TOPIC: Science & Tech
Context- The U.S. patent office has awarded key patent rights related to the CRISPR–Cas9 gene editing tool to the Broad Institute team led by molecular biologist Feng Zhang. It had been locked in a battle with another team that includes biochemist Jennifer Doudna and microbiologist Emmanuelle Charpentier who shared a Nobel Prize for the discovery in 2020.
About CRISPR Cas-9
- CRISPR (an acronym for clustered regularly interspaced short palindromic repeats) is a family of DNA sequences found in the genomes of prokaryotic organisms such as bacteria and archaea.
- These sequences are derived from DNA fragments of bacteriophages that had previously infected the prokaryote.
- They are used to detect and destroy DNA from similar bacteriophages during subsequent infections.
- Hence these sequences play a key role in the antiviral (i.e. anti-phage) defense system of prokaryotes and provide a form of acquired immunity.
- CRISPR are found in approximately 50% of sequenced bacterial genomes and nearly 90% of sequenced archaea.
- Cas9 (or “CRISPR-associated protein 9”) is an enzyme that uses CRISPR sequences as a guide to recognize and cleave specific strands of DNA that are complementary to the CRISPR sequence.
- Cas9 enzymes together with CRISPR sequences form the basis of a technology known as CRISPR-Cas9 that can be used to edit genes within organisms.
- CRISPR-CAS9 is a technology that allows scientists to essentially cut-and-paste DNA, raising hope of genetic fixes for disease.
- The development of the CRISPR-Cas9 genome editing technique was recognized by the Nobel Prize in Chemistry in 2020 which was awarded to Emmanuelle Charpentier and Jennifer Doudna.
TOPIC: Science & Tech
Context- Radiocarbon dating has unmasked two forged paintings in France. The paintings were supposedly impressionist and pointillist works from around the early twentieth century.
- Heritage scientists clipped tiny threads from canvases and plucked what appeared to be a paintbrush bristle trapped in the paint — all were dated to within the past 70 years.
About Radiocarbon Dating:
- Radiocarbon dating (also referred to as carbon dating or carbon-14 dating) is a method that provides objective age estimates for carbon-based materials (Organic materials) that originated from living organisms.
- An age could be estimated by measuring the amount of carbon-14 present in the sample and comparing this against an internationally used reference standard.

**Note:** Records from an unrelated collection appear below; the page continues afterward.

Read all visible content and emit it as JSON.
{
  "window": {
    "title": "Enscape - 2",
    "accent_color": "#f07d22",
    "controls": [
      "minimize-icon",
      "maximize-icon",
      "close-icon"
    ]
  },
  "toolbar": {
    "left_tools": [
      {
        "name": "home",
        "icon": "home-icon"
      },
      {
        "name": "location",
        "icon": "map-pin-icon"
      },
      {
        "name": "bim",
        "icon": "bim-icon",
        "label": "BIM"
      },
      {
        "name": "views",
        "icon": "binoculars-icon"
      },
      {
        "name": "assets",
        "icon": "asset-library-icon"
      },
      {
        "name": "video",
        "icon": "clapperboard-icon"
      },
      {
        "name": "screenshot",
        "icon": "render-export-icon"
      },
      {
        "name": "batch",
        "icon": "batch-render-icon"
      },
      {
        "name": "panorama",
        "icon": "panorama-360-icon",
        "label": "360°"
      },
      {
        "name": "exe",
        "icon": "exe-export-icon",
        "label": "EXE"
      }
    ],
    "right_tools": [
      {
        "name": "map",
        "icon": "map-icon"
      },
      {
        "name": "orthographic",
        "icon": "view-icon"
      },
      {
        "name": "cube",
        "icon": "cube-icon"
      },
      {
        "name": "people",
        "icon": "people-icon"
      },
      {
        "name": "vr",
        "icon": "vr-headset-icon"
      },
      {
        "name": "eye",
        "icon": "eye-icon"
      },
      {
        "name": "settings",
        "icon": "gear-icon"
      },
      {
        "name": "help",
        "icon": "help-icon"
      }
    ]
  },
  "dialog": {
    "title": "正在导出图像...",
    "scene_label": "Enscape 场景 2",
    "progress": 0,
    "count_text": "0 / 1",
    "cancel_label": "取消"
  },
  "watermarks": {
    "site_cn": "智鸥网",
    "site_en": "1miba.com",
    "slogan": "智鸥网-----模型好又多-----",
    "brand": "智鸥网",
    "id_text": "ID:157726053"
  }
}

- The method was developed in the late 1940s at the University of Chicago by Willard Libby.
Basic Principles of Carbon Dating:
- Radiocarbon (carbon 14) is an isotope of the element carbon that is unstable and weakly radioactive.

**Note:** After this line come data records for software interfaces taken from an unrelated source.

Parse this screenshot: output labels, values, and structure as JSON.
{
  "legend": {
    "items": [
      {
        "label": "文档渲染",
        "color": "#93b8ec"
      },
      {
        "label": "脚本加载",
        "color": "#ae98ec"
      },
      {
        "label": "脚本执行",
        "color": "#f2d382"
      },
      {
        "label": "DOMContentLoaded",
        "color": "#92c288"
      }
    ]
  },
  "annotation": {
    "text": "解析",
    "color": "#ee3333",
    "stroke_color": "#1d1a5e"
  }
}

- The stable isotopes are carbon 12 and carbon 13.
- Carbon 14 is continually being formed in the upper atmosphere by the effect of cosmic ray neutrons on nitrogen 14 atoms. It is rapidly oxidized in air to form carbon dioxide and enters the global carbon cycle.
- Plants and animals assimilate carbon 14 from carbon dioxide throughout their lifetimes. When they die, they stop exchanging carbon with the biosphere and their carbon 14 content then starts to decrease at a rate determined by the law of radioactive decay.

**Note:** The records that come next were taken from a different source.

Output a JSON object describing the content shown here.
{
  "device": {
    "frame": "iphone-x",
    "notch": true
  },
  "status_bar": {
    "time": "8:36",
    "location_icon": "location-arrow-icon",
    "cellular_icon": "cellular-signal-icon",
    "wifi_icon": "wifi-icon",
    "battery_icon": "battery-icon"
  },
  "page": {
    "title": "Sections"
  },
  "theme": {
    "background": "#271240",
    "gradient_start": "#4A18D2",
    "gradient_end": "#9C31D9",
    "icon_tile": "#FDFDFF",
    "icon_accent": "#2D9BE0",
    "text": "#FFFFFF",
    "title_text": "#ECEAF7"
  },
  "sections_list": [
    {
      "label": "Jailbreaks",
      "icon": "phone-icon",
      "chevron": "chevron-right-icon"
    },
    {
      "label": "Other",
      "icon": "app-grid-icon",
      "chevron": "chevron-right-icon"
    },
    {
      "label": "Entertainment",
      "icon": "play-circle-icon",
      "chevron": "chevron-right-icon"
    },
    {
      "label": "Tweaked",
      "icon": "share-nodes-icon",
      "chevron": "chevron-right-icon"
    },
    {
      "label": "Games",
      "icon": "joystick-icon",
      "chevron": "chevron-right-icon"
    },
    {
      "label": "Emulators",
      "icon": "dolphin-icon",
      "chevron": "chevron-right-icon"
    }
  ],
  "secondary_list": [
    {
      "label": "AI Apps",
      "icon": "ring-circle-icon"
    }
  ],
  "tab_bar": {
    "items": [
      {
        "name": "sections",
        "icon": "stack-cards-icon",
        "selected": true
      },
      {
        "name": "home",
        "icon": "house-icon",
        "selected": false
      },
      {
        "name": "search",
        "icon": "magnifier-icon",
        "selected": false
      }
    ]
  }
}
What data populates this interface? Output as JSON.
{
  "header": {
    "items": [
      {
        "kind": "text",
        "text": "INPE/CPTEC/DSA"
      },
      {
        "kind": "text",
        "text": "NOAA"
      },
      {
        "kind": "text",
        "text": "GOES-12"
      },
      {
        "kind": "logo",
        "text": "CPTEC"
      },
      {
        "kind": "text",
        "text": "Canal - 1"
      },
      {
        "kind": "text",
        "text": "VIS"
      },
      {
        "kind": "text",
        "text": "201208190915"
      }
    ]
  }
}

- Radiocarbon dating is essentially a method designed to measure residual radioactivity.
How Does Carbon Dating Work:
- Carbon-14 is a weakly radioactive isotope of Carbon; also known as radiocarbon, it is an isotopic chronometer.
- C-14 dating is only applicable to organic and some inorganic materials (not applicable to metals).
- Gas proportional counting, liquid scintillation counting and accelerator mass spectrometry are the three principal radiocarbon dating methods.